» TASK ITEM: Examine each line of the data, and copy the ones containing "Subtotal".

» DATA RECORDS:
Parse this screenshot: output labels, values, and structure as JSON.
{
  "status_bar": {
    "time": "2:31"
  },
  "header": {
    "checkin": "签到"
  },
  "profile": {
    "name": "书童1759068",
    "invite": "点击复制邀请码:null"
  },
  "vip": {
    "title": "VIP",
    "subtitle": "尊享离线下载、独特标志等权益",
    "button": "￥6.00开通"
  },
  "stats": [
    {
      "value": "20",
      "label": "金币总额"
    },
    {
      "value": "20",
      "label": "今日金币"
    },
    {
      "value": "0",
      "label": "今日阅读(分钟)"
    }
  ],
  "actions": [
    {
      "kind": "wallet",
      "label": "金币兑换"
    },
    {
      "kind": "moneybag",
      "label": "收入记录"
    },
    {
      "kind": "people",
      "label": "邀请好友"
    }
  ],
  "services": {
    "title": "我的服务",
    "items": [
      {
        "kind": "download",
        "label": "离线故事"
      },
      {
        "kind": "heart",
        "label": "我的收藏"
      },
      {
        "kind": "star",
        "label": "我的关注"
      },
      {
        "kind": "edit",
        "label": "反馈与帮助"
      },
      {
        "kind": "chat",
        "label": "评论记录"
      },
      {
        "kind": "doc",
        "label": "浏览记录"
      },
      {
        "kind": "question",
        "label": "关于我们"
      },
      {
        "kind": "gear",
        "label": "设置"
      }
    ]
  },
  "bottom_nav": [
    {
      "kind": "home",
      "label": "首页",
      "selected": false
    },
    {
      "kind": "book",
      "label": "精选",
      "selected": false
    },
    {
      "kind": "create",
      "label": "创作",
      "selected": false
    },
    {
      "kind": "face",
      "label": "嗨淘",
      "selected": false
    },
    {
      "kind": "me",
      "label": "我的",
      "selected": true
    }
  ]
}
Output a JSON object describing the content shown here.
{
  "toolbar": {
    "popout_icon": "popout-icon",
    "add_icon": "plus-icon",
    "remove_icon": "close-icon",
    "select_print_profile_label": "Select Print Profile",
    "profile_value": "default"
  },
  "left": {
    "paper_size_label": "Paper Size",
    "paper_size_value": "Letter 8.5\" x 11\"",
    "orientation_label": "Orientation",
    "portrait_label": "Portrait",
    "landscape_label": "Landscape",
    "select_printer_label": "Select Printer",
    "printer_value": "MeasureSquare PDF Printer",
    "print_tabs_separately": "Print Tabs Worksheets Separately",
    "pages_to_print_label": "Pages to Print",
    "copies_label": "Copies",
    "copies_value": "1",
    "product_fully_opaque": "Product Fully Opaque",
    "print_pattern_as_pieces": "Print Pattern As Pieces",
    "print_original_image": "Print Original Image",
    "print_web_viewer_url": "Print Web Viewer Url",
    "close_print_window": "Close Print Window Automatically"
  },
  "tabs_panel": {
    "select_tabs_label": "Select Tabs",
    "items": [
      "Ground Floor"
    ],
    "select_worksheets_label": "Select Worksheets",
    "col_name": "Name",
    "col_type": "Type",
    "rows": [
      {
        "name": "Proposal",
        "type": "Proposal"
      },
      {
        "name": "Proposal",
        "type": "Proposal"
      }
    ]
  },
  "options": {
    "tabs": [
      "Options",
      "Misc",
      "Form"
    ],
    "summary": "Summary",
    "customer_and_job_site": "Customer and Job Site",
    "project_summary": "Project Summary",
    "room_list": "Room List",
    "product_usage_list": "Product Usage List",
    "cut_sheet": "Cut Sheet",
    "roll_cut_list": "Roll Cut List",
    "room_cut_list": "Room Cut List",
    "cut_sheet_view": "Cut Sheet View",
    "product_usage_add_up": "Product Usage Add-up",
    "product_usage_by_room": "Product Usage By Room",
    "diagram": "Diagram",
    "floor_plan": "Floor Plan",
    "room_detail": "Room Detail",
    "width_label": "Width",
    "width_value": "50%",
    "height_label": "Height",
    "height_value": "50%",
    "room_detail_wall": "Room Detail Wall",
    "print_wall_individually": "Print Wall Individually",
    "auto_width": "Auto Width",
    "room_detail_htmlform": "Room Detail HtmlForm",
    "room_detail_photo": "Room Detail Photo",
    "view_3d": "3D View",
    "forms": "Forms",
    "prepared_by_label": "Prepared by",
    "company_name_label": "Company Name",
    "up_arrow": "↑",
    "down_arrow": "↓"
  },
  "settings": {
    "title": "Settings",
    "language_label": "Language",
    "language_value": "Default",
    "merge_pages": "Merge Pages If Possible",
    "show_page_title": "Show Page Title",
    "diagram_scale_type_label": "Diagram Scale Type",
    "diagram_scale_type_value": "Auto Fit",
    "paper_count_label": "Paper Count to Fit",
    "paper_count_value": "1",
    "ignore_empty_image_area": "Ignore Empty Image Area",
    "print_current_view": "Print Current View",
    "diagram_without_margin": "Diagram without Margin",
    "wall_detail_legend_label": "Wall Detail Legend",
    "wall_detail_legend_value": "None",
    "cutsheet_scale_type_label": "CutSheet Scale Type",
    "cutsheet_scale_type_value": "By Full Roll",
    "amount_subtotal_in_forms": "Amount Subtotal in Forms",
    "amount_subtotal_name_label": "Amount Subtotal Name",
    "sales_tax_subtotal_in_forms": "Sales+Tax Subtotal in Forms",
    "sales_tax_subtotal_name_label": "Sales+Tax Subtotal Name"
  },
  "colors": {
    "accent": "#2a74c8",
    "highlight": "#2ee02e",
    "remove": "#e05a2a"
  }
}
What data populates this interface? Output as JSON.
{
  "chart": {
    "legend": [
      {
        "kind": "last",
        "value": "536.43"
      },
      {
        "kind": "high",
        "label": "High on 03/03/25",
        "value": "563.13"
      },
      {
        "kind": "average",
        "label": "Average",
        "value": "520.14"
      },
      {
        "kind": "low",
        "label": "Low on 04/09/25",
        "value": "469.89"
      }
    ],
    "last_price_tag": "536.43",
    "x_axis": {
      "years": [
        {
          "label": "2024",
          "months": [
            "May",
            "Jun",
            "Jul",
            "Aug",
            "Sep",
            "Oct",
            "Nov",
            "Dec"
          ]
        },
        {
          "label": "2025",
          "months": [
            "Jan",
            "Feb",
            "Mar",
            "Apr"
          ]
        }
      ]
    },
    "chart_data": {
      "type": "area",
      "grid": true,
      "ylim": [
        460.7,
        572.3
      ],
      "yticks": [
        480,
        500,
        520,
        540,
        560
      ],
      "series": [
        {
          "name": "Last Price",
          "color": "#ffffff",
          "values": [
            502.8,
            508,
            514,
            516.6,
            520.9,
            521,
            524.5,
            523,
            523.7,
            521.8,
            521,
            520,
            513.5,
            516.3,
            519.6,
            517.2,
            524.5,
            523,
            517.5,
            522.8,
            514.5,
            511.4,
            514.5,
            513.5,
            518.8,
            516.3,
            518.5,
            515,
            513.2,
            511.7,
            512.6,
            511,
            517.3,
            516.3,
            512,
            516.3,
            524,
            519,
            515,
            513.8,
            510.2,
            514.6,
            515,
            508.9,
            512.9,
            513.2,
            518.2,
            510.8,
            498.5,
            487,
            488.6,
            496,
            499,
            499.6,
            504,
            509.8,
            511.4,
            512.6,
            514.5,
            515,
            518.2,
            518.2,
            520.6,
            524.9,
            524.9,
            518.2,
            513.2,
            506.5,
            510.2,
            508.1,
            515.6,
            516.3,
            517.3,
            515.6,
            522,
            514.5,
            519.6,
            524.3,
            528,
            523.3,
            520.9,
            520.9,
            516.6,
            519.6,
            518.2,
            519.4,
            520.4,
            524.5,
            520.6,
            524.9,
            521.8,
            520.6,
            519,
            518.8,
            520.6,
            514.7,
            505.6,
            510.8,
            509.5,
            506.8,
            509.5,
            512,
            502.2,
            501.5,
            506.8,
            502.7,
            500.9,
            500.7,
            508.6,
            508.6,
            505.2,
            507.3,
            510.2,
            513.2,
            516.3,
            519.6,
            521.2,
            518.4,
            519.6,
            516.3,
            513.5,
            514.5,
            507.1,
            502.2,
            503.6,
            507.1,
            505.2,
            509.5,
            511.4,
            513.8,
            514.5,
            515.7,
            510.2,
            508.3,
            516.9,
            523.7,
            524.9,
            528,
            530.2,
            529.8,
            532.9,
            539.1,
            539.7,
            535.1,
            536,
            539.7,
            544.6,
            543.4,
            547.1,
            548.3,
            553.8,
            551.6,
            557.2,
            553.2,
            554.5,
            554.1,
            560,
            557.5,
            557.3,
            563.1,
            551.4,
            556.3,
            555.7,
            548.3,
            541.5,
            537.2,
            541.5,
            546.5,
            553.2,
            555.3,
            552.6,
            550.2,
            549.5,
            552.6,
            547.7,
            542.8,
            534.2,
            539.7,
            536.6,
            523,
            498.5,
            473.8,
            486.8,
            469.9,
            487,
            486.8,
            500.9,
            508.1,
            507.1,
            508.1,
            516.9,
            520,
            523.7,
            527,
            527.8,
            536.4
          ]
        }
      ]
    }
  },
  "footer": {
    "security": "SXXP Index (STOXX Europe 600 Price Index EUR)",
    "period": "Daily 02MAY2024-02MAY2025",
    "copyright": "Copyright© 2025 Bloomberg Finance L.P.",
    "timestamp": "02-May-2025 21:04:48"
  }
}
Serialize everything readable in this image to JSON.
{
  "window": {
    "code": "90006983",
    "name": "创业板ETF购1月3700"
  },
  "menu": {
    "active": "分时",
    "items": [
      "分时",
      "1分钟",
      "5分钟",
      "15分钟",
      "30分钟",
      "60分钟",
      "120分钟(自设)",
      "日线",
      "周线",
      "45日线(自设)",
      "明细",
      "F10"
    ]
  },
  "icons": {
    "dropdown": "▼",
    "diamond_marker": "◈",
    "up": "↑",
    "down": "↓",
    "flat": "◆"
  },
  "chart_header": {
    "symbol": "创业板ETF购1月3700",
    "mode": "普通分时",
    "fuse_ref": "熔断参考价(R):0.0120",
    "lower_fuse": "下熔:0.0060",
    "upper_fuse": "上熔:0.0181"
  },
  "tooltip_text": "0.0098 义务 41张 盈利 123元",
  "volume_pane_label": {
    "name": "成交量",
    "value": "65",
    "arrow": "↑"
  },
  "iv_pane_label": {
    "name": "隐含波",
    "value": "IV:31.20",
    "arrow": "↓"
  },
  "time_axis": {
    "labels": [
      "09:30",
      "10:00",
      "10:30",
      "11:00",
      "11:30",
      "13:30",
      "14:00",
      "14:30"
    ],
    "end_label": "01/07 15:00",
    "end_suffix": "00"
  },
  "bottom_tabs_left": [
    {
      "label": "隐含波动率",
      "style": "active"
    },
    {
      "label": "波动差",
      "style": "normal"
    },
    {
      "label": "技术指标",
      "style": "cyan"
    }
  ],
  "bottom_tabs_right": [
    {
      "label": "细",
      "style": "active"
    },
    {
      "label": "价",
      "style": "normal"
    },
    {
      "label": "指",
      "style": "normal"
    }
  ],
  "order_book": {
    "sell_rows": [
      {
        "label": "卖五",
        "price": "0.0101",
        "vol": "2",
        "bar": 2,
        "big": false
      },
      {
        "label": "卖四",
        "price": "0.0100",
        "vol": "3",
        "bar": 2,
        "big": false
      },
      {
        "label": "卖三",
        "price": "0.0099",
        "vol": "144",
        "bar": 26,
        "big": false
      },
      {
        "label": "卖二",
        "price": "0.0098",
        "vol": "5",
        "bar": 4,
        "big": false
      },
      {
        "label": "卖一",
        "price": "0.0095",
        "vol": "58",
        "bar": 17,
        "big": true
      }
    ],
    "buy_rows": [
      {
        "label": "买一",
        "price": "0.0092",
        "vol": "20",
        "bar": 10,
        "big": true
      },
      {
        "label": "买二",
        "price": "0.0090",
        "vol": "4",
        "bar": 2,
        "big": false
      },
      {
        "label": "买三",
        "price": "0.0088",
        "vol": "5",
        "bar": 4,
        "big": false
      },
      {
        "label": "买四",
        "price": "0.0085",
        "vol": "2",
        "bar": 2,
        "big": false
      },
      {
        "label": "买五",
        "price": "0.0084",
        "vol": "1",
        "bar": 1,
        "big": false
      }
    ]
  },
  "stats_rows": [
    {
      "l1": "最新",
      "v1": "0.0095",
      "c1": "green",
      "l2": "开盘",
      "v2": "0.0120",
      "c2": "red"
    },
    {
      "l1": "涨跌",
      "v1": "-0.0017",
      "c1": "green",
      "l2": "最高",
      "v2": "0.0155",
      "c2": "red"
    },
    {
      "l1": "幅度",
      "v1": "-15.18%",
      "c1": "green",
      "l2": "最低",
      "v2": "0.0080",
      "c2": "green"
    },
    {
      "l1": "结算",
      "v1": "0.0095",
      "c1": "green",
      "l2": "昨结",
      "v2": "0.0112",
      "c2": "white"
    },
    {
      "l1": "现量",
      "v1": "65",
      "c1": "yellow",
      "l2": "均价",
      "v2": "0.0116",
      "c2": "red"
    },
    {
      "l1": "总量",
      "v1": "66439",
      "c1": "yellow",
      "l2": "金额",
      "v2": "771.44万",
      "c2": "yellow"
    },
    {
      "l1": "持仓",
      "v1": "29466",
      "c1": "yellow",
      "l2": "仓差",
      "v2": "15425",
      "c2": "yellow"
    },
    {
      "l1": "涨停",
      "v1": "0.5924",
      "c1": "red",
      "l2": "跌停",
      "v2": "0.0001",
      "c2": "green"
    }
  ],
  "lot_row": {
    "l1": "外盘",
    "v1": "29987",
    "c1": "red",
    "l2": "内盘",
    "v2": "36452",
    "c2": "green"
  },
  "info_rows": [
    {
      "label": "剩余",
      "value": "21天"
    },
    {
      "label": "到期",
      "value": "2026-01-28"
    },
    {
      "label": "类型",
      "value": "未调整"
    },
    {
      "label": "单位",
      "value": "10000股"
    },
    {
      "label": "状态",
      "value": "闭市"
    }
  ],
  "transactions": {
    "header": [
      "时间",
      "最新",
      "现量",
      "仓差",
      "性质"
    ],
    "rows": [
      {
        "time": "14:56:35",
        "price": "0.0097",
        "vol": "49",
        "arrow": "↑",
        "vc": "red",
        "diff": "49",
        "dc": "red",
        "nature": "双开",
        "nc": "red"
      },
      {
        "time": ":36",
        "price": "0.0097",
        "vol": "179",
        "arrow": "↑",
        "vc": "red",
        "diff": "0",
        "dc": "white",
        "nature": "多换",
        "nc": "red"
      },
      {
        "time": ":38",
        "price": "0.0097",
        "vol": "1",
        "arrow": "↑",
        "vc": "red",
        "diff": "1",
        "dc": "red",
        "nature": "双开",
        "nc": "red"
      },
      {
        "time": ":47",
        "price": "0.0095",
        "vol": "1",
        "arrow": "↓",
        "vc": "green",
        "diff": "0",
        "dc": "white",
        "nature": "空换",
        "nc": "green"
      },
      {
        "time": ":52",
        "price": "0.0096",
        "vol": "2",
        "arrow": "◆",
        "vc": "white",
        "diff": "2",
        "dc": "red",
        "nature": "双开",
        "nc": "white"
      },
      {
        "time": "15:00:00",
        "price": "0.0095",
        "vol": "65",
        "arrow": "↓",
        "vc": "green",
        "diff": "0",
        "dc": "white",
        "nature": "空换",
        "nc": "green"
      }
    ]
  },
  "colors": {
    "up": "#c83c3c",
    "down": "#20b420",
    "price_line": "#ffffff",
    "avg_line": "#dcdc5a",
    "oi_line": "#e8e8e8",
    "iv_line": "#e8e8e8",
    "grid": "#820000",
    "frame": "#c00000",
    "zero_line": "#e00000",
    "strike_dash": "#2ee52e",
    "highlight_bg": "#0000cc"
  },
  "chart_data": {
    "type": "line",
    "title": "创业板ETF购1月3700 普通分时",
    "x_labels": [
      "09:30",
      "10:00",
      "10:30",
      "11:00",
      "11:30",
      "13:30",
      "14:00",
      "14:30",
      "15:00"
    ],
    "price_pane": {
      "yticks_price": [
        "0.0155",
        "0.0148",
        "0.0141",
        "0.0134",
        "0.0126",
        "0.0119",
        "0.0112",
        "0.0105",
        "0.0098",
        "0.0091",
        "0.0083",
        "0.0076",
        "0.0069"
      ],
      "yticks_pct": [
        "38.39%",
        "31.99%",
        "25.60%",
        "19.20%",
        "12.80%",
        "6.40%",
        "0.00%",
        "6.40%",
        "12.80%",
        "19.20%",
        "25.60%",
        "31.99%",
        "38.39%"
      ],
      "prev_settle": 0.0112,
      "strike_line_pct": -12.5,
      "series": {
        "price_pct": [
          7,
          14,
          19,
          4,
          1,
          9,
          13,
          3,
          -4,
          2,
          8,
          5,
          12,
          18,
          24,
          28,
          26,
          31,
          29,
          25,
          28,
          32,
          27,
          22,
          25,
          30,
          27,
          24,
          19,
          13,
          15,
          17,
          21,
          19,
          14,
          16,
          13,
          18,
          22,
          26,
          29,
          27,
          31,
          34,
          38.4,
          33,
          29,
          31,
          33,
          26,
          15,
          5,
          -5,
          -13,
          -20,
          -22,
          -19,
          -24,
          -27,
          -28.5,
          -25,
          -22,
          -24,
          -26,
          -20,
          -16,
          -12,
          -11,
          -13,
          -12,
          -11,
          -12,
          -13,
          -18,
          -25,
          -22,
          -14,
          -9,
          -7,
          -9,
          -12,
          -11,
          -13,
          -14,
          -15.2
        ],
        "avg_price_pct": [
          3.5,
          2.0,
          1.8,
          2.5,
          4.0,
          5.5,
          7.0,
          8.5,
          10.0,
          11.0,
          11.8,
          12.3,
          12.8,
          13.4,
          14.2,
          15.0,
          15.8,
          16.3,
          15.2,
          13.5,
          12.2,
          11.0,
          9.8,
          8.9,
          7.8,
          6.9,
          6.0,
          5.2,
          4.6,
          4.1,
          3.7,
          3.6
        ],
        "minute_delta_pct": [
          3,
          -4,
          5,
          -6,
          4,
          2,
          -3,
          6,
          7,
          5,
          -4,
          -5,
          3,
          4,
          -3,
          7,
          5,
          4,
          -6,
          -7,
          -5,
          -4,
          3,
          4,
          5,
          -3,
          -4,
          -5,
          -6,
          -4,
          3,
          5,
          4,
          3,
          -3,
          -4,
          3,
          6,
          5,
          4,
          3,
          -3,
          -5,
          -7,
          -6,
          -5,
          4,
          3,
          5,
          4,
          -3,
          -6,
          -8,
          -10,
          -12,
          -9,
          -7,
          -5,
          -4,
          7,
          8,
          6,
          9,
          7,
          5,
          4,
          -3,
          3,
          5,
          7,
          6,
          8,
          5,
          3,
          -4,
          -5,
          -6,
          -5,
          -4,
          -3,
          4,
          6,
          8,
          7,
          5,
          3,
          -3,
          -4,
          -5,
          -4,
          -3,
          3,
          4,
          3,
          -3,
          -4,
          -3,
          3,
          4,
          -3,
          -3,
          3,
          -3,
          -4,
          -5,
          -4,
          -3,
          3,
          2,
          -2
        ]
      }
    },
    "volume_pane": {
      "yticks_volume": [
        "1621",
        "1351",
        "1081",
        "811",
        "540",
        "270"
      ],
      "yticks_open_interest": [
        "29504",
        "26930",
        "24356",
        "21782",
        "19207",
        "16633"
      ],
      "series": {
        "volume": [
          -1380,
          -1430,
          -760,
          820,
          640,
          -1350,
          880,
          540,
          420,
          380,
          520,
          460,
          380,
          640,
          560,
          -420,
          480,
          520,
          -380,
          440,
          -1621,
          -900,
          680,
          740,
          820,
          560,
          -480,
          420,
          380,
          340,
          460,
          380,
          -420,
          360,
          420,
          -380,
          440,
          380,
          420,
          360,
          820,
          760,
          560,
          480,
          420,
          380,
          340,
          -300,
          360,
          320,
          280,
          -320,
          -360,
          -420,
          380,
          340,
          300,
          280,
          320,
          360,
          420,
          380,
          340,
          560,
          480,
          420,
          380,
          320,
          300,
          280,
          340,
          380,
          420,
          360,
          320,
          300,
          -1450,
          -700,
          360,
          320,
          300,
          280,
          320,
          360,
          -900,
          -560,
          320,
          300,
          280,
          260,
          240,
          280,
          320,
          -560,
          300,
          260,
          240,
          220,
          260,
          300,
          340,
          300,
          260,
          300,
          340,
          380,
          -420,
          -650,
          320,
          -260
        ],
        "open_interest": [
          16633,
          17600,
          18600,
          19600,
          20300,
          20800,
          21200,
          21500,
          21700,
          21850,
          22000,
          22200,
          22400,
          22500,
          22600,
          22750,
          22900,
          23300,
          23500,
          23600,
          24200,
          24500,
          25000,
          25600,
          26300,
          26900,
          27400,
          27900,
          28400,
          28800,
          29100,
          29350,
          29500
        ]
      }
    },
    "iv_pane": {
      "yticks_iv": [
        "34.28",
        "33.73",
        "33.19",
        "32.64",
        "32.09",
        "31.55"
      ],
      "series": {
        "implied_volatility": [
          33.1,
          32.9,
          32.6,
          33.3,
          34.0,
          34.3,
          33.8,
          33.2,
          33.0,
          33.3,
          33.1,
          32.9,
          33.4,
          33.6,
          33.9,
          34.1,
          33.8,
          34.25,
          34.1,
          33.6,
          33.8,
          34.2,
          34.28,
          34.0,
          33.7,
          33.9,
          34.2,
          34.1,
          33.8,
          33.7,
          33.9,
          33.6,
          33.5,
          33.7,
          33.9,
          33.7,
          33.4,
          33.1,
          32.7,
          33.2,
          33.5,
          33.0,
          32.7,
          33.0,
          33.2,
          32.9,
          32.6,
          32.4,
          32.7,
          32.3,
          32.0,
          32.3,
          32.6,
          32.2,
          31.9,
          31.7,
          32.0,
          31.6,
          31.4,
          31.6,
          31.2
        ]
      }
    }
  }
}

» TASK RESULT:
    "amount_subtotal_in_forms": "Amount Subtotal in Forms",
    "amount_subtotal_name_label": "Amount Subtotal Name",
    "sales_tax_subtotal_in_forms": "Sales+Tax Subtotal in Forms",
    "sales_tax_subtotal_name_label": "Sales+Tax Subtotal Name"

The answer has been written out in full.